Improve Your Workflow with Keyboard Shortcuts
Throughout our workflow we find ourselves repeating regular actions, such as copy and paste or changing browser tabs. We may even use the keyboard for certain actions when we're familiar with the keyboard shortcut. Lite Jot is built from the ground up with simple and intuitive keyboard shortcuts embedded into many of the routine tasks of note-taking. We wanted to take a moment to shine the spotlight on keyboard controls and demonstrate how they can make note-taking much smoother. We've broken this blog post into three pieces: an introduction to keyboard shortcuts in Lite Jot, creating checklists on the fly, and how the tab key can make indenting and breaking lines easier.
Introducing Keyboard Shortcuts
When you first logged in, you may have noticed the keyboard shortcuts hint bar right under the top menu. You may have even hidden it (by clicking the keyboard icon on the blue bar) to make room for your notes. When it's visible, it looks like this:
Depending on where you are focused on in the interface the hint bar will give you a list of shortcuts for that specific area. By "focused," we mean whichever part of the document the page has browser focus. For example, by clicking a textarea on any regular webpage the cursor will begin blinking within it to signify you are focused on that element.
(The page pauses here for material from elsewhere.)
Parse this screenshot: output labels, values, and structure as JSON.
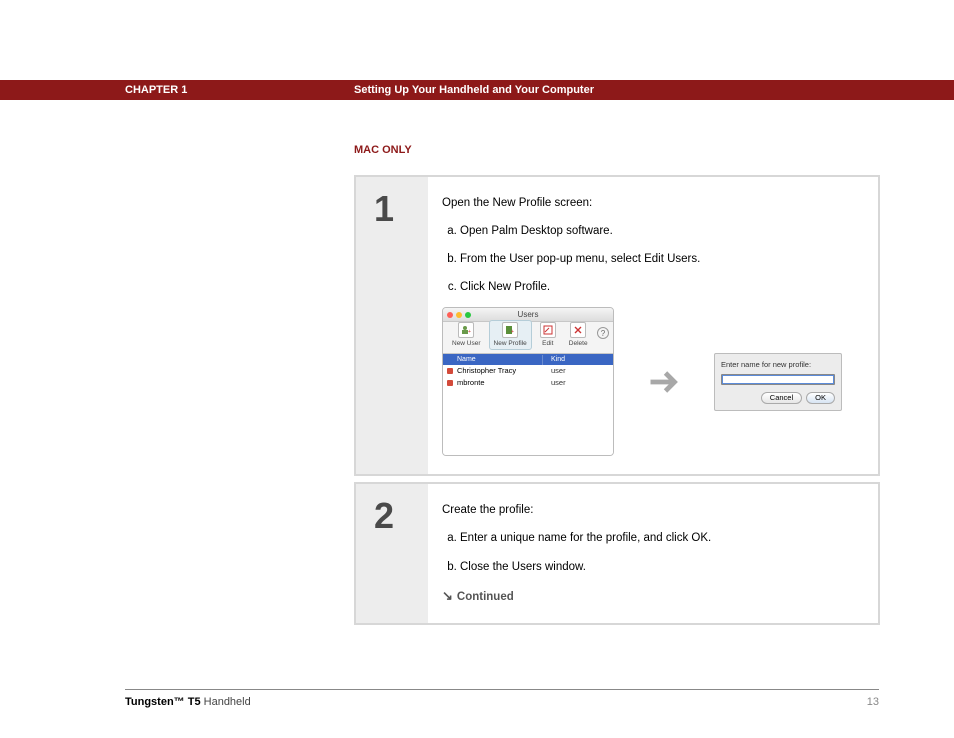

As we'll see in further examples, Lite Jot places further emphasis on focused elements by adding a blue accent or background to the element.
We'll start by focusing on the jot textarea. The shortcuts bar will respond with keys we can use to navigate the interface or perform relevant actions:
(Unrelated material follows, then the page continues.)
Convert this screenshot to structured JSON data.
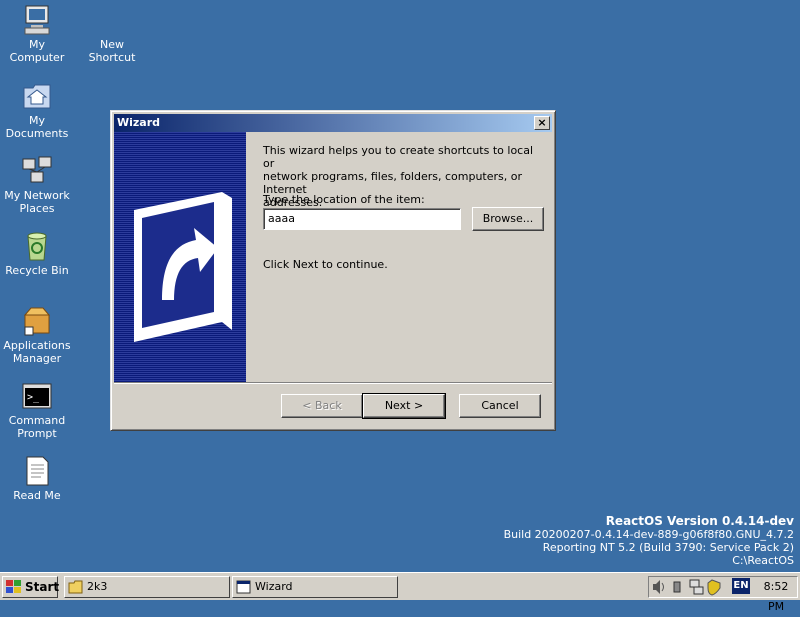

If we press the left arrow key we'll end up focused on the first topic in the topics column:
We can quickly create a new topic by pressing the "n" key:
When we write a topic title into the box and press enter, Lite Jot will assume we want to start taking notes right away and will bring focus back to the jot textarea:
Creating Checklists with Your Keyboard Is a Breeze
Creating checklists on Lite Jot is already super easy. If you haven't created your own checklist before, no worries! We're going to walk through the process of creating one while using keyboard shortcuts to demonstrate just how fast the process can be.
Lite Jot supports different jot types: standard (i.e., plain text) jots, heading jots, checklist jots, email tag jots, and some more to come. Underneath the jot textarea are tabs that change which kind of jot you're creating. To switch tabs using your keyboard (alternatively, you could just click the checklist tab, but you may find the keyboard more convenient), use the following process (also indicated in the keyboard shortcuts bar):
- Press the down arrow from the jot textarea to enter the jot tab area.
- Use the left and right arrow keys to toggle tabs.
- Press the up arrow to go back to typing.
Below is a screenshot showing that we are now in the checklist tab:
Right now, there's only one checkbox and a line next to it to type in. When we start typing, Lite Jot will add another blank item underneath, such as in the screenshot below:
In the screenshot above, within the keyboard shortcuts is the option to go down to the next item. If we press the down arrow, we'll end up on the next line. When we start typing, yet another blank item will show up and this process will repeat itself until we've exhausted our todo list or whatever it is we are creating a checklist for. Then we can press return (enter) and our checklist will be saved. The blank item that pops up automatically at the bottom while creating new checklists will not be saved. Here's what our beautifully simple checklist looks like now:
Indentation and Line Breaks with the Tab Key
There's many instances where we need to indent and break lines. One example is writing an organized outline. Lite Jot supports the tab key in the standard (plain text) jots textarea. In addition to making indentation possible, we realized that line breaking with shift+return is not very smooth and can lead to accidental saving of a jot (because pressing return will save your jot). We thought about this one long and hard, and decided to combine both indentation and line breaking into the tab key's functionality. We'll walk through how the tab key, while simple, can make your workflow a bit easier.
Imagine you're writing your outline using a standard (plain text) jot. You write the heading of a section, and then the next item within that heading will probably be indented once on the next line. Instead of pressing shift+return, pressing tab will bring you to the next line. Lite Jot knows you're probably not going to try to indent on the same line after written text. Let's see a screenshot:
Now we are on the second line of our jot, and the line is blank. Pressing tab on a blank line will actually add indentation because no text has been written yet. You can then write text and repeat the process until you decide to save your jot. Here's an example:
Consider Using Keyboard Shortcuts to Improve Productivity
With Lite Jot, you can eliminate much of the mouse-clicking from your note-taking tasks. Sifting through folders and topics is incredibly quick with Lite Jot. No more clicking through items in your notes to find them. You can scroll through your jots (by holding down the up and down arrows), edit jots, topics, and folders quickly, and as you've seen in this tutorial, speedily create checklists with minimal effort. We also saw how the tab key adds convenience to standard jots to make indenting and breaking lines simpler. By incorporating these tips into your workflow, taking notes with Lite Jot can be even faster!